Problem to solve: Every line in the records below with the string "Strg" needs to be copied out.

(Website and app data records)
■ ■ ■ ■ ■
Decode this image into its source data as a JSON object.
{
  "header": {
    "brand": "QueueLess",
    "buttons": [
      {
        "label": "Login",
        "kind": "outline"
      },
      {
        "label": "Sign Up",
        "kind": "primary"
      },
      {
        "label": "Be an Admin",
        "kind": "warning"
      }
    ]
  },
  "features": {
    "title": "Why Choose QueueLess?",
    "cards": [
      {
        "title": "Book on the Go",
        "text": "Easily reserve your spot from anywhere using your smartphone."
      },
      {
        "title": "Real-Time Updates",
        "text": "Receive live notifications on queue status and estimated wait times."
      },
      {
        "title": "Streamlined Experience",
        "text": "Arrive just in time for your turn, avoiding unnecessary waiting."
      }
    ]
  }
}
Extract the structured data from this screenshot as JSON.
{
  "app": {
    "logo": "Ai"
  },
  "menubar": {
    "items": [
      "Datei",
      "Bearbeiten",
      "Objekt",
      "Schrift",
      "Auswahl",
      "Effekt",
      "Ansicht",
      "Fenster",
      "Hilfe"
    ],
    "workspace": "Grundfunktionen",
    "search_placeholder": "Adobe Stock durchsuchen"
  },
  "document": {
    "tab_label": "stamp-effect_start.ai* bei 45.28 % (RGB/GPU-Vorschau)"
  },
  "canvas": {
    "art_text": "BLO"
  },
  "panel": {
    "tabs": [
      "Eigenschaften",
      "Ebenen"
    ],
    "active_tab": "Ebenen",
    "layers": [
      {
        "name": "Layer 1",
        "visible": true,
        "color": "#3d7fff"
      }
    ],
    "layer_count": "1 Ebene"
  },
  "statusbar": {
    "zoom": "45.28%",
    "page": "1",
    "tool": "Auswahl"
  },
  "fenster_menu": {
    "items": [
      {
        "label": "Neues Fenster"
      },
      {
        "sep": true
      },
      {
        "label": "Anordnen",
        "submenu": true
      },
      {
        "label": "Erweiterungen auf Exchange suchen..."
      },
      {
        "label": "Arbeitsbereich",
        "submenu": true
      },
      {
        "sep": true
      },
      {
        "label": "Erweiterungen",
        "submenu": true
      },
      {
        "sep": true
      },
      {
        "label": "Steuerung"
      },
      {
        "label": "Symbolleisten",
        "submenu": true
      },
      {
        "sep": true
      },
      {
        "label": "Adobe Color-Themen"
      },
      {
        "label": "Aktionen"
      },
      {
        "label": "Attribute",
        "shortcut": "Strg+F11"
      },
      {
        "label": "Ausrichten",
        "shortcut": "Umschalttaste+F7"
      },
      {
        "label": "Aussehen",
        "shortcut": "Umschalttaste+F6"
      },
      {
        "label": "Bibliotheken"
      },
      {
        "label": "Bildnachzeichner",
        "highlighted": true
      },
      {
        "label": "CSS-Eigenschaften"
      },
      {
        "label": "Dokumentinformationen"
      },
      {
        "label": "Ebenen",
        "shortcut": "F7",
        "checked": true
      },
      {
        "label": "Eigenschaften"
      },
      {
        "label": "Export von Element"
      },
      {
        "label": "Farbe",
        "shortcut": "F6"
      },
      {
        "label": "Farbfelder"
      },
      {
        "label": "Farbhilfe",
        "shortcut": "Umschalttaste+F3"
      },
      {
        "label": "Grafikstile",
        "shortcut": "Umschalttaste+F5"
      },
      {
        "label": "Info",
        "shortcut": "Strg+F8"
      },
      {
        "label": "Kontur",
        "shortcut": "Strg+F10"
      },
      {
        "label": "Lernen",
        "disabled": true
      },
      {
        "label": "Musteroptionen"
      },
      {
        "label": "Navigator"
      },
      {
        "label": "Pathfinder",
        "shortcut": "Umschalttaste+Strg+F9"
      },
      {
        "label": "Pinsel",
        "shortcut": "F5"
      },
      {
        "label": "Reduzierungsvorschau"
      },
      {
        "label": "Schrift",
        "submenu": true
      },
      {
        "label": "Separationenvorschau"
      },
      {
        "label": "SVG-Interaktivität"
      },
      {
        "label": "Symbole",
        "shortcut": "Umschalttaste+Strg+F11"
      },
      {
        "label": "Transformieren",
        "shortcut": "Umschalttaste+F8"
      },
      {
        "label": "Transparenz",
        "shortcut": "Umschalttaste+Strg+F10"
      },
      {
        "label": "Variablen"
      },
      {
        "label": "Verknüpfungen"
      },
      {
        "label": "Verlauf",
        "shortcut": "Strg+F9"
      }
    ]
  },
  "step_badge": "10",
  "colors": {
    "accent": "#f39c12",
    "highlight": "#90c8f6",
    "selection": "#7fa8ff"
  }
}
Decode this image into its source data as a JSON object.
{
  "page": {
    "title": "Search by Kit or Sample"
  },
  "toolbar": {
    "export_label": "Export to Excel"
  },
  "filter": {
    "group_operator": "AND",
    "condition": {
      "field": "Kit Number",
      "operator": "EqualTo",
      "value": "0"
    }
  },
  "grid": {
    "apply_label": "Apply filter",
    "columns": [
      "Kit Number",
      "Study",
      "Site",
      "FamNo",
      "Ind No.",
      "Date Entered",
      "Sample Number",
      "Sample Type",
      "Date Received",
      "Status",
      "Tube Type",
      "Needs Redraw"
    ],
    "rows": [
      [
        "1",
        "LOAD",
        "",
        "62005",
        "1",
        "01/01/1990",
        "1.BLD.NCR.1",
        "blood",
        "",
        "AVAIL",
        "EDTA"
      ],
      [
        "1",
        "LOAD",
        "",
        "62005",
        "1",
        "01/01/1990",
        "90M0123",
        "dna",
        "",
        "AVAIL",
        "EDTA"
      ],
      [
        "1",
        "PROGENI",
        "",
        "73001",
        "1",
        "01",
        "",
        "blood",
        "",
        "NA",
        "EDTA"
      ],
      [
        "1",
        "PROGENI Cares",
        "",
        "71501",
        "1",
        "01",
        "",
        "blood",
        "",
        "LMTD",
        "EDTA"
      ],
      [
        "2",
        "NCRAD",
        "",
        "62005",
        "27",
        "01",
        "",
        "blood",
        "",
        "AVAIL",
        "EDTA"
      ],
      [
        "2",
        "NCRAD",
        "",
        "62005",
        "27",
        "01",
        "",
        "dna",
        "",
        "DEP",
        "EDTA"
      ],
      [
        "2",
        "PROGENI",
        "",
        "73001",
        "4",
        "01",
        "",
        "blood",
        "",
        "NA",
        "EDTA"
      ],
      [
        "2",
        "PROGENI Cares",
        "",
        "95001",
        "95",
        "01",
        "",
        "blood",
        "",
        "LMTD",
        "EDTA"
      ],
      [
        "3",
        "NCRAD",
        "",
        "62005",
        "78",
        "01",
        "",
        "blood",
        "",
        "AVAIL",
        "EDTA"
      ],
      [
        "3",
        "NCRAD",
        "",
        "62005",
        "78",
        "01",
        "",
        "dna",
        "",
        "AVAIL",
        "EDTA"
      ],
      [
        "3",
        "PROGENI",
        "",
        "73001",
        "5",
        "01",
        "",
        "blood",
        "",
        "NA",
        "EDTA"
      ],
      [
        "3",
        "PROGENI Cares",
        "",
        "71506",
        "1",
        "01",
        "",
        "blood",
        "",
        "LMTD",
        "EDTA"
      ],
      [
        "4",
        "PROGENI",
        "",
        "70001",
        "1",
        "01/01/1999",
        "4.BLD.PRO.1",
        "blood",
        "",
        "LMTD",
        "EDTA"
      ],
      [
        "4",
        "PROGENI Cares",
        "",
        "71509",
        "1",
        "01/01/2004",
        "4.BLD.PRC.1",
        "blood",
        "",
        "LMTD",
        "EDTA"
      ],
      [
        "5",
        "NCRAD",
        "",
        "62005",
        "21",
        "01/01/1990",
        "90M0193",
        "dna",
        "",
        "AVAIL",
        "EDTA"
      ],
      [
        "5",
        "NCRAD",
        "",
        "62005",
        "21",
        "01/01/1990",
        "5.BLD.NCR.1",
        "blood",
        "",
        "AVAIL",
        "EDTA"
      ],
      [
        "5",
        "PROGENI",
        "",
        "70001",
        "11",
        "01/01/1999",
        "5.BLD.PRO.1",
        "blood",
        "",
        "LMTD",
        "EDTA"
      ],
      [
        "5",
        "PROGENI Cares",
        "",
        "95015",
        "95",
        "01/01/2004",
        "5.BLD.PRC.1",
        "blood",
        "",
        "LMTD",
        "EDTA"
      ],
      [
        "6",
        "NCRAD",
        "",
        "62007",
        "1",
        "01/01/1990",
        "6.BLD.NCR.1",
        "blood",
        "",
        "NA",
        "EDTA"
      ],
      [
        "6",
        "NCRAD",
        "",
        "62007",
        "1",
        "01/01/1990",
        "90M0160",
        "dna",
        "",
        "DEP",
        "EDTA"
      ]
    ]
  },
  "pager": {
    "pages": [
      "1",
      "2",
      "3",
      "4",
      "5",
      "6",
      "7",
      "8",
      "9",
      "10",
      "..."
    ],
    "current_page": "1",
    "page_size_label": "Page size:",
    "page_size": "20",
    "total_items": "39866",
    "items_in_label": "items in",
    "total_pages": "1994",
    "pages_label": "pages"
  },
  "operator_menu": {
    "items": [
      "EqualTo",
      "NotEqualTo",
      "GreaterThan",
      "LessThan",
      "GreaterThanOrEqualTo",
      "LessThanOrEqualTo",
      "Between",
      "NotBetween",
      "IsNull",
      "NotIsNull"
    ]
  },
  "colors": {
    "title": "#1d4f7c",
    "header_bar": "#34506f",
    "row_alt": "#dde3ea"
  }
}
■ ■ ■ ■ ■
Solution to this problem:
        "shortcut": "Strg+F11"
        "shortcut": "Strg+F8"
        "shortcut": "Strg+F10"
        "shortcut": "Umschalttaste+Strg+F9"
        "shortcut": "Umschalttaste+Strg+F11"
        "shortcut": "Umschalttaste+Strg+F10"
        "shortcut": "Strg+F9"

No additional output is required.